Depression and mental health are in the news a lot, for good reason, suicide is the leading cause of death for people 15-29 world wide. The percentage of people that will suffer from mental health issues is like 1 in 2 or 1 in 3, it's huge. And from what I've tried to find online I haven't been able to find a lot of advice on what friends can do to help. The tips are usually directed at the person suffering, things like, exercise, eat well, push yourself to get out and be active. So from a friends point of view you can try to help encourage those activities. As it's been in the news more I keep listening to see if depression is tied to a lack of meaning or sense of purpose. I feel like I've heard that and I think it would make sense but it doesn't seem to be in the news. So over the next bit I'll try to find that reference and I'll try to pull together what friends can do to help if they have a friend that is depressed. The idea came to me when listening to an inspiring TED talk about a doctor who taught grandmothers to treat depression. He did it out of desperation, in a country with a truly unbelievably low doctor to patient ratio, 12 psychiatrists in a country of 14 million people, but I think it's a great model to spread to the world. Even where there are many more psychiatrists a grandmother would be more accessible and could be more effective as he mentions in his talk.

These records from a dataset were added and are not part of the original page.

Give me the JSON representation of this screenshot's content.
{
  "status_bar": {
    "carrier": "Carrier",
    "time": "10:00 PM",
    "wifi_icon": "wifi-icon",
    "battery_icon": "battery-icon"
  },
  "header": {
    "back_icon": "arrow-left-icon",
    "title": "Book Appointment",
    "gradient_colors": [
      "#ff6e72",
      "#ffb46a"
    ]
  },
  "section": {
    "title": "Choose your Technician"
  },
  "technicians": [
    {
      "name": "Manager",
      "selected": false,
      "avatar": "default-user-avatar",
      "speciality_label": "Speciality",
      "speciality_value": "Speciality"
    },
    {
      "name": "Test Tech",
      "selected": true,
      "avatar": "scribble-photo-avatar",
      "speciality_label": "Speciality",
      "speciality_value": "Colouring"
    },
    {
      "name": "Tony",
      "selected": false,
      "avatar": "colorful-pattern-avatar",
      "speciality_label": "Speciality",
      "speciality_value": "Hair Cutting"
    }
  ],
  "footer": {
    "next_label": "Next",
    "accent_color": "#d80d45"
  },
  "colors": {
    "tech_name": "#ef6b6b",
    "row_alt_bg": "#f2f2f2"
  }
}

This isn't the first I've heard of the power of grandmothers. They are an underutilized resource. There is a TED Talk in which they are touted as the secret ingredient or catalyst to educating the world's children. And in another talk they are recruited to take an active role in all sorts of technical endeavours. Their ability to connect seems unmatched by those we'd typically look to to solve the problems, and this ability to connect seems more important than previous abilities which they can learn as they go.
Tying it back to February's post, there I talked about everyone wanting similar things but not realizing it. I think this is another case of it. People with depression want safe social connection, and those around them want to help. It's a matter of the two sides understanding how to help. As his TED.com bio says Dixion Chibanda "is passionate about connecting with ordinary people in ways that improve their lives using simple but effective programs that can be carried out by non-specialists or professionals". To me this sounds like exactly what would help people living more fulfilling lives as discussed in the January post!
There's no shortage of people out there, and loneliness is the leading cause of death for the elderly. Tapping into the resource of the elderly seems like a win-win-win. Win for those in need, win for the overburdened professionals, and a win for the elderly. I've seen some examples college students living in retirement homes. I hope that takes off!
And speaking of 'what everyone wants', I'll put a bonus video at the bottom which comes at it from an unlikely angle :)
Here's the talk on Grandmothers treating depression.
Here is a video to help understand how a person with depression is feeling.
Here is the global vision to have Grandmothers help kids teach themselves everything!!
Here are Grandmothers doing everything from building solar cookers to taking care of 7000 children's teeth. My favourite part about this talk is how it demonstrates that you people raise to the challenge you present them. At 09:29 he starts talking about schools, and the role the kids play in the running of the schools, and if you listen for a minute about their trip to Sweden you'll see what I mean when you hear about how the 12 year old student prime minister reacts to questions from the Queen of Sweden.
Here is the Bonus Video, where a woman searching for god stumbled on some universal desires. Enjoy!